TASK: Search the records below for the word "subtitle". Copy each line where it occurs.

SOURCE DATA START

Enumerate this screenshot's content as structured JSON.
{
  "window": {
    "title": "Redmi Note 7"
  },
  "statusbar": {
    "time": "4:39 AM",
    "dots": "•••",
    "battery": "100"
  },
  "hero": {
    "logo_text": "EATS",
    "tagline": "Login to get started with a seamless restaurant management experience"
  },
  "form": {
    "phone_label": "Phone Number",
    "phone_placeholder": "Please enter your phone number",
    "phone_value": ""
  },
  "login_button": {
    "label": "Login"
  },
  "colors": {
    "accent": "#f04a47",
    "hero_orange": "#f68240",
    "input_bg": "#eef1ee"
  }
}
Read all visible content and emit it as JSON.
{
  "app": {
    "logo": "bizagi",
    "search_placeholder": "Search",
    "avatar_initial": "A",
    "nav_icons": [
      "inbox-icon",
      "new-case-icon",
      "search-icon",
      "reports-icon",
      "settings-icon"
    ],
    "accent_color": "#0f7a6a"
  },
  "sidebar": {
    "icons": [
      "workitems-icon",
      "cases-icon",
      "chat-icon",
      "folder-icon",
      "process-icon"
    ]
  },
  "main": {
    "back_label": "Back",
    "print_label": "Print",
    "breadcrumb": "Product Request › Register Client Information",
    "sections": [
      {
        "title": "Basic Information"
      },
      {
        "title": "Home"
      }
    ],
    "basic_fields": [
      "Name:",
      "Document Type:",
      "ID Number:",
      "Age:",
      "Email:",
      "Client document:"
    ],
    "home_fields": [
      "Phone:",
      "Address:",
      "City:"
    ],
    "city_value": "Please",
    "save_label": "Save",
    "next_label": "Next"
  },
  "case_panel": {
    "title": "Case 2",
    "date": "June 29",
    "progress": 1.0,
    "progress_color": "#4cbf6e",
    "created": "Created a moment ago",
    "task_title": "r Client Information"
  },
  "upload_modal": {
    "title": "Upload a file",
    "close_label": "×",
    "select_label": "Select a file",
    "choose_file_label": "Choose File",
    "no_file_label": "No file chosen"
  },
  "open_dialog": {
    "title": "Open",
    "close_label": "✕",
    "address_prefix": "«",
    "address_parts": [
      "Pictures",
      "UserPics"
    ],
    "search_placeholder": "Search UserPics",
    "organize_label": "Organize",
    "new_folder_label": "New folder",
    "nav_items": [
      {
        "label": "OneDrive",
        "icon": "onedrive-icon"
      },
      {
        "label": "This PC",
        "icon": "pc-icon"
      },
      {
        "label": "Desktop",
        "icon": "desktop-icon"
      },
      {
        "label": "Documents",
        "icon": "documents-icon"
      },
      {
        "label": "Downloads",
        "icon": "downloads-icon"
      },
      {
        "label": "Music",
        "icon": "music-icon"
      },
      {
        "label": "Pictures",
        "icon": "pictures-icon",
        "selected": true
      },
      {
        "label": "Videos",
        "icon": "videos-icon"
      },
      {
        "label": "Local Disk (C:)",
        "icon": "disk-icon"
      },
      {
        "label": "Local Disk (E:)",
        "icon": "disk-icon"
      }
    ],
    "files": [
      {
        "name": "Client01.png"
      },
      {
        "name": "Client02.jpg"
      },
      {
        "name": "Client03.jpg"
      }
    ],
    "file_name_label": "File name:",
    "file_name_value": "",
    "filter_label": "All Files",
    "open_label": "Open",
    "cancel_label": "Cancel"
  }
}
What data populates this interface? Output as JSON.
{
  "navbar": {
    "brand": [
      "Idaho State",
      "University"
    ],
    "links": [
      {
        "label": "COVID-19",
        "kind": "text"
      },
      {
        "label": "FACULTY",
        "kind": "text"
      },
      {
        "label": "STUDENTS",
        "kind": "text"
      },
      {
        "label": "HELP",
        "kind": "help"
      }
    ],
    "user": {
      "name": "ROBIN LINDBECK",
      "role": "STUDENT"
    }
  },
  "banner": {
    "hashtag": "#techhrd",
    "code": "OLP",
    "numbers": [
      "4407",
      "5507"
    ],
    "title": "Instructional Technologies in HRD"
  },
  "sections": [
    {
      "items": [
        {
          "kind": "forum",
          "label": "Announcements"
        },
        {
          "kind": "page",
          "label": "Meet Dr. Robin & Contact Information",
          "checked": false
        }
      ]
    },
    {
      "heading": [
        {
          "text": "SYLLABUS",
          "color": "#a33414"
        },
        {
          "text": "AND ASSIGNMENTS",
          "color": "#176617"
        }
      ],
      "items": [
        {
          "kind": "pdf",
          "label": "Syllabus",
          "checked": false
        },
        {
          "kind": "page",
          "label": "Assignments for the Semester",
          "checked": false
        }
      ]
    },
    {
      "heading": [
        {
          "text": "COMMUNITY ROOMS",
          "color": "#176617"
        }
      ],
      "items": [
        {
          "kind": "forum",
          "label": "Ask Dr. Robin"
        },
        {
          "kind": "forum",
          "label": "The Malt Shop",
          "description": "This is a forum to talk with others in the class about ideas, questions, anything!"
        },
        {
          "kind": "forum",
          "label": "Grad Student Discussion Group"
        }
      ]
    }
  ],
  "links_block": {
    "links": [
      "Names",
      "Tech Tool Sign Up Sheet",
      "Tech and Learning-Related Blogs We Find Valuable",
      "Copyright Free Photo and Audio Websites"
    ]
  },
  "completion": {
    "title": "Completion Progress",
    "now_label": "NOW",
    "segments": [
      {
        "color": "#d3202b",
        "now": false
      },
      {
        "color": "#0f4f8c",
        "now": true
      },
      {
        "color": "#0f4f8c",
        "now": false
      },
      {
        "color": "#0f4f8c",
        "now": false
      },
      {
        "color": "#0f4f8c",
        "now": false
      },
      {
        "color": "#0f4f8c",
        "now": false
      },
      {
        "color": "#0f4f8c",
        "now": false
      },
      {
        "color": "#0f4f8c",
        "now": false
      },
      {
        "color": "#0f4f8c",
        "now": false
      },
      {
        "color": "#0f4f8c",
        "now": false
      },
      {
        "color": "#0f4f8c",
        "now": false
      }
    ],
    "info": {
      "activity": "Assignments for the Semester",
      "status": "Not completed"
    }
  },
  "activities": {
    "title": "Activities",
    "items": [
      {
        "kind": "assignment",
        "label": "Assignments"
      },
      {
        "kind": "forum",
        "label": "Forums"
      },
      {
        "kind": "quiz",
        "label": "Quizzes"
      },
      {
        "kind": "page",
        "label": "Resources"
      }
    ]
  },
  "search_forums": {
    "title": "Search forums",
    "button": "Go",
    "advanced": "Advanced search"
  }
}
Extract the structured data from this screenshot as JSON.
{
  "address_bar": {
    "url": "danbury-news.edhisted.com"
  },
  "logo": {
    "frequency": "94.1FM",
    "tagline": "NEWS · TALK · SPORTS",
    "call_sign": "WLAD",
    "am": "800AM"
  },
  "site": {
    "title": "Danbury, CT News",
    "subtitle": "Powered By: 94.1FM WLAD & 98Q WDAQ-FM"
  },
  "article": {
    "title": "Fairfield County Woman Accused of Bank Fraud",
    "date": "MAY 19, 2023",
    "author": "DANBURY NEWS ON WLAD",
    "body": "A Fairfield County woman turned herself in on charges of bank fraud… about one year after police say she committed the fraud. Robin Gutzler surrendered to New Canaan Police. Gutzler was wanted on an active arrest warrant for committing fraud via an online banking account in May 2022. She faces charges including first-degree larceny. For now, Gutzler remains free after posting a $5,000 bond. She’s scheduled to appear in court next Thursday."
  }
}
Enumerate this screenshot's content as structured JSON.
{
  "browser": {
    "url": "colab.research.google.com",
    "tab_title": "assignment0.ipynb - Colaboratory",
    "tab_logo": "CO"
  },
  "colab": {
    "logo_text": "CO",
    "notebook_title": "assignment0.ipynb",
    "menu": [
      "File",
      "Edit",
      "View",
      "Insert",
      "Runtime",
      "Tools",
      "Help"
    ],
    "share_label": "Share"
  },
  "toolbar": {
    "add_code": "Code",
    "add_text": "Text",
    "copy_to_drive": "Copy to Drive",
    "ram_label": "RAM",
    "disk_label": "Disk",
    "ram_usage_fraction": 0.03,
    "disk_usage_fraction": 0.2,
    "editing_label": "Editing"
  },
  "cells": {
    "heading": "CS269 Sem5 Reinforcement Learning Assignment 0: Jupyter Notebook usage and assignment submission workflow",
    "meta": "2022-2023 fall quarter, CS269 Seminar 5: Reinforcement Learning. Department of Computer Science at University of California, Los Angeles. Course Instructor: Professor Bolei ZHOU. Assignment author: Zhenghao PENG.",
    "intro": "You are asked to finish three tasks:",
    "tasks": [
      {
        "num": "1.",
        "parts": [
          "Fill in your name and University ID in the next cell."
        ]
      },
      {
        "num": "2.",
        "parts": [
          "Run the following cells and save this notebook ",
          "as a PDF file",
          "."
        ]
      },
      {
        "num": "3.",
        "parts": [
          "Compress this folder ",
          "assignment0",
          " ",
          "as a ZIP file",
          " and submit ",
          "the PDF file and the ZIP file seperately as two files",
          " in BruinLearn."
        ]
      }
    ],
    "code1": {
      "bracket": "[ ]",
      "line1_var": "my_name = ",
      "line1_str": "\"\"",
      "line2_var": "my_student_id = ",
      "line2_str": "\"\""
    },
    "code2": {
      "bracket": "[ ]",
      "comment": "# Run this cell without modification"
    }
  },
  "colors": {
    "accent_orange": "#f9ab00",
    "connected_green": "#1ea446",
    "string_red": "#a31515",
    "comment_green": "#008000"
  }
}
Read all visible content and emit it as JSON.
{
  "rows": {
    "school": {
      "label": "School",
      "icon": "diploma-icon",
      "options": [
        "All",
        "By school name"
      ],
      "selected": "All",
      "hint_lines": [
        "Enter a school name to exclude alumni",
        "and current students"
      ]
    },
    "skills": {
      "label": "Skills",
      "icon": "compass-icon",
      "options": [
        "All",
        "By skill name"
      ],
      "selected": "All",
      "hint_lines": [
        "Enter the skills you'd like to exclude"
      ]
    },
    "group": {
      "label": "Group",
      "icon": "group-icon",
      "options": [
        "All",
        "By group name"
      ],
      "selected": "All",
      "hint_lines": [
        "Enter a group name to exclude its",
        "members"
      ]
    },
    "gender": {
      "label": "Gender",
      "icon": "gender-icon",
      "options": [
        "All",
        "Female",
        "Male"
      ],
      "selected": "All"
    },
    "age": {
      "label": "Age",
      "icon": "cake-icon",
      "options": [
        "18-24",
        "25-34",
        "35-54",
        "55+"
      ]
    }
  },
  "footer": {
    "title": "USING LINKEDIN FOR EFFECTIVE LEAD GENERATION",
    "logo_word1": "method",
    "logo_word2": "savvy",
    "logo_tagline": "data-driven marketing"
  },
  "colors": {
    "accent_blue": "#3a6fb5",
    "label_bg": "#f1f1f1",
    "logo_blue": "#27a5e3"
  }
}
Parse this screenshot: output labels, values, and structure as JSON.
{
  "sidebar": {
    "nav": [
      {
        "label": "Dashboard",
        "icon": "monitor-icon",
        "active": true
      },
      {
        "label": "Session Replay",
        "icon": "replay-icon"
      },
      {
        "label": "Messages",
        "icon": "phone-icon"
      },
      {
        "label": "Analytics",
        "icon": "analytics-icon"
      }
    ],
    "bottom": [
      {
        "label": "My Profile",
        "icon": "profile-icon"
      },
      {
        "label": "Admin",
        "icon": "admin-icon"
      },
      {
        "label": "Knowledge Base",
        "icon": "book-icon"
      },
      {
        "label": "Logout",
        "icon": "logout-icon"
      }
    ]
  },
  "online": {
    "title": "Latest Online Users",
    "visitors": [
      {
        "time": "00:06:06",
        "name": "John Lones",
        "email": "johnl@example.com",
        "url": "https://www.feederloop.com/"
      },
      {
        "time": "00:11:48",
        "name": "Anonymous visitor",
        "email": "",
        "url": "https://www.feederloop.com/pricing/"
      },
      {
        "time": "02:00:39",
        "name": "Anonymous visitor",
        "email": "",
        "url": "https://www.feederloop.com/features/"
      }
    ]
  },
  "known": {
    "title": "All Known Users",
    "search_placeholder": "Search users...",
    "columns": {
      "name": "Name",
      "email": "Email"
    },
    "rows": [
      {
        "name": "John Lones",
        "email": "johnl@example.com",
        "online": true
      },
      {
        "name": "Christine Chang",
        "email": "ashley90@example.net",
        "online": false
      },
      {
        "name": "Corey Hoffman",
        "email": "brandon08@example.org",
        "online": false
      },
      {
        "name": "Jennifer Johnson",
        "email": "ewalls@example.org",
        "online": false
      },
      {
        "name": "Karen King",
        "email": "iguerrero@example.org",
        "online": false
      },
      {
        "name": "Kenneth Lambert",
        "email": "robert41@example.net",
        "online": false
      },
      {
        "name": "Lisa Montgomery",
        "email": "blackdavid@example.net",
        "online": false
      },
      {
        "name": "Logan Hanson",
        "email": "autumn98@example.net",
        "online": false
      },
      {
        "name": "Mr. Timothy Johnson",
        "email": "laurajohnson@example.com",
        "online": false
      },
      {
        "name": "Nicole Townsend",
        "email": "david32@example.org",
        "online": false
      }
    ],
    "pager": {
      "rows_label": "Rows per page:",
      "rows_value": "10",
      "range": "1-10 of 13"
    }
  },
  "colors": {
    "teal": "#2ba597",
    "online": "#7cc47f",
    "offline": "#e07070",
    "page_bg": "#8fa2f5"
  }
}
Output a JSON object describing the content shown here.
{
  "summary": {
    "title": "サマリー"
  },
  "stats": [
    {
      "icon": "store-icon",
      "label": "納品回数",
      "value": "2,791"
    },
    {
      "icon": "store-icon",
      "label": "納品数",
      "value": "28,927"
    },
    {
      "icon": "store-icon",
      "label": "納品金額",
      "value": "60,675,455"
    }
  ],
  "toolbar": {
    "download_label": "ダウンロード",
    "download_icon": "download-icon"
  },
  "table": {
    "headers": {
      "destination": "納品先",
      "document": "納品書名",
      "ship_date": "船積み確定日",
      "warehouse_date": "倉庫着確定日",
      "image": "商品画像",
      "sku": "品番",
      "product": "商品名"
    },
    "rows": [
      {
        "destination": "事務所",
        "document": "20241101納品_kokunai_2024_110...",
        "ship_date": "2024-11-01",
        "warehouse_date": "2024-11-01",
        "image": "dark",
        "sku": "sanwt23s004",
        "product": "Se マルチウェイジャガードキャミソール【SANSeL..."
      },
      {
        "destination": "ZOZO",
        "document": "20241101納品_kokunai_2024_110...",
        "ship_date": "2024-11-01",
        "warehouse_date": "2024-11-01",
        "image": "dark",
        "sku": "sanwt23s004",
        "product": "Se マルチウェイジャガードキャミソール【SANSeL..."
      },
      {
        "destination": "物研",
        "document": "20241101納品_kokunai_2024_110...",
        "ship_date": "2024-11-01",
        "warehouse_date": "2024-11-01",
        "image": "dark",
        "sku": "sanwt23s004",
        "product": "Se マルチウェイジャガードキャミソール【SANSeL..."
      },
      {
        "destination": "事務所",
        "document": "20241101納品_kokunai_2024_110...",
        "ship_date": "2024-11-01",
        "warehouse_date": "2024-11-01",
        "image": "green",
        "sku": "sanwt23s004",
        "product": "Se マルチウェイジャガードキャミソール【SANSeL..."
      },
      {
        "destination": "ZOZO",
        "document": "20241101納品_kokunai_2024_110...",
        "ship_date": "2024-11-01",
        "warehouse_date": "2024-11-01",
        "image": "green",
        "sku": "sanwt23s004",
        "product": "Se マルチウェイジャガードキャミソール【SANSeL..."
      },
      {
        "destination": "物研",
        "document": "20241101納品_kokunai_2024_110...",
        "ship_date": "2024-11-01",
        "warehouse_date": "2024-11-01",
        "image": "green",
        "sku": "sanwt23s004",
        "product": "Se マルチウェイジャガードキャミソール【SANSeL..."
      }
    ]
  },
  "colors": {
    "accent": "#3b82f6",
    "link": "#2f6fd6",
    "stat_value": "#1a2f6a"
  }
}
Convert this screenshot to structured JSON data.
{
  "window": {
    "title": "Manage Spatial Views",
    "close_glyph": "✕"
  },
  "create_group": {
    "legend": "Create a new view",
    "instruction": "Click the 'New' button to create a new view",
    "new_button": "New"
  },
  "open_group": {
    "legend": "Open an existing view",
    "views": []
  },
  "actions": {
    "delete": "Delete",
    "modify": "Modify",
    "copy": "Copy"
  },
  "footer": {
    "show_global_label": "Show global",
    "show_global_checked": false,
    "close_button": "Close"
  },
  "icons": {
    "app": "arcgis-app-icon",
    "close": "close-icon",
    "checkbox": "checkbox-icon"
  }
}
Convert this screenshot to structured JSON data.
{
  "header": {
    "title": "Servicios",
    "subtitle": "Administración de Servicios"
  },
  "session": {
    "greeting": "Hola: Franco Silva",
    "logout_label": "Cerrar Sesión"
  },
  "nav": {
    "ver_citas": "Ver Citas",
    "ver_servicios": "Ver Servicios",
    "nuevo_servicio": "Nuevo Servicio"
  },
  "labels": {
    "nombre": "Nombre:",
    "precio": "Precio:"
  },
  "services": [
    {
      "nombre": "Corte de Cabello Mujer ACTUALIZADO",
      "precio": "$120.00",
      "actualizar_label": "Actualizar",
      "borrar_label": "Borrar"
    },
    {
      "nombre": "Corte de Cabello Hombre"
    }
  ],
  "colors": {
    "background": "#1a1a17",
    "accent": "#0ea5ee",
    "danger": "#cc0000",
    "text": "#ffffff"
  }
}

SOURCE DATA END

EXPECTED ANSWER:
    "subtitle": "Powered By: 94.1FM WLAD & 98Q WDAQ-FM"
    "subtitle": "Administración de Servicios"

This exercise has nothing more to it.